Saturday, April 21, 2018

Simplicity, Complicity, and the World We Are Creating

Last month, a talk I gave in January 2017 was included in a Best of the Left podcast, "#1173 Think transgenerationally, act simply (Culture and Environment)."  In light of its re-surfacing, I thought I'd share the text here, lightly edited, in honor of Earth Day. 


I grew up in gardens, a jungle of string beans and tomato plants, peonies and lilacs. 
The year could be marked by trips with my dad to buy seed potatoes and onion sets. I helped grandma pick grapes from the vine and watched for weeks in anticipation as she made wine that I was not allowed to touch. I can’t remember a year without the whistle of my mother’s canner or the slow simmer of a new batch of apple butter. And when we visited great-grandparents, we inevitably braved the briars to collect pails of blackberries and gooseberries, soon to be pies. It was natural to move between the gardens and our childhood games, back and forth.

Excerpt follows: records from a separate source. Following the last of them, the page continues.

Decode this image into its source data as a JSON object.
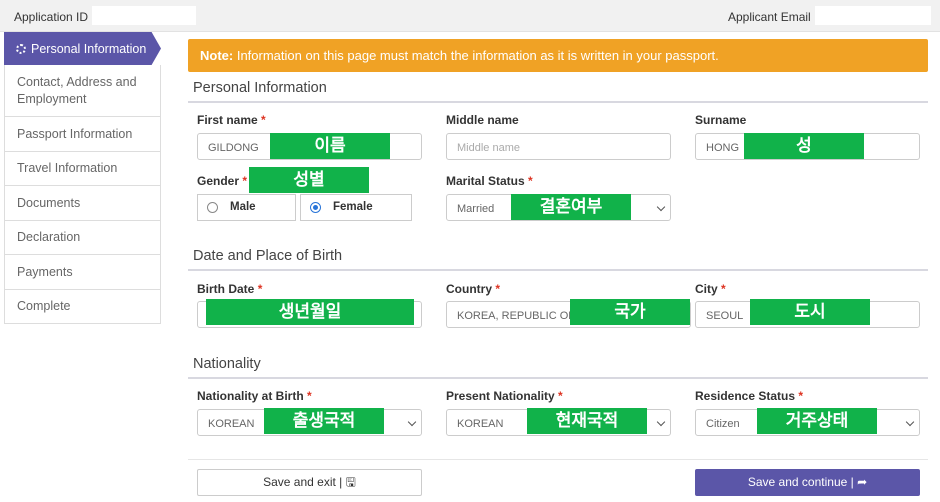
{
  "header": {
    "application_id_label": "Application ID :",
    "applicant_email_label": "Applicant Email :"
  },
  "sidebar": {
    "items": [
      {
        "label": "Personal Information",
        "active": true
      },
      {
        "label": "Contact, Address and Employment"
      },
      {
        "label": "Passport Information"
      },
      {
        "label": "Travel Information"
      },
      {
        "label": "Documents"
      },
      {
        "label": "Declaration"
      },
      {
        "label": "Payments"
      },
      {
        "label": "Complete"
      }
    ]
  },
  "note": {
    "prefix": "Note:",
    "text": " Information on this page must match the information as it is written in your passport."
  },
  "sections": {
    "personal": "Personal Information",
    "birth": "Date and Place of Birth",
    "nationality": "Nationality"
  },
  "fields": {
    "first_name": {
      "label": "First name",
      "value": "GILDONG",
      "overlay": "이름"
    },
    "middle_name": {
      "label": "Middle name",
      "placeholder": "Middle name"
    },
    "surname": {
      "label": "Surname",
      "value": "HONG",
      "overlay": "성"
    },
    "gender": {
      "label": "Gender",
      "overlay": "성별",
      "options": [
        "Male",
        "Female"
      ],
      "selected": "Female"
    },
    "marital_status": {
      "label": "Marital Status",
      "value": "Married",
      "overlay": "결혼여부"
    },
    "birth_date": {
      "label": "Birth Date",
      "overlay": "생년월일"
    },
    "country": {
      "label": "Country",
      "value": "KOREA, REPUBLIC OF",
      "overlay": "국가"
    },
    "city": {
      "label": "City",
      "value": "SEOUL",
      "overlay": "도시"
    },
    "nationality_at_birth": {
      "label": "Nationality at Birth",
      "value": "KOREAN",
      "overlay": "출생국적"
    },
    "present_nationality": {
      "label": "Present Nationality",
      "value": "KOREAN",
      "overlay": "현재국적"
    },
    "residence_status": {
      "label": "Residence Status",
      "value": "Citizen",
      "overlay": "거주상태"
    }
  },
  "buttons": {
    "save_exit": "Save and exit | 🖫",
    "save_continue": "Save and continue | ➦"
  },
  "colors": {
    "accent": "#5b56a8",
    "note_bg": "#f0a225",
    "overlay_green": "#11b24a",
    "required": "#dd3322"
  }
}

There was never any question for me of the connection between the soil and the plants and our own lives. Our health was bound up together.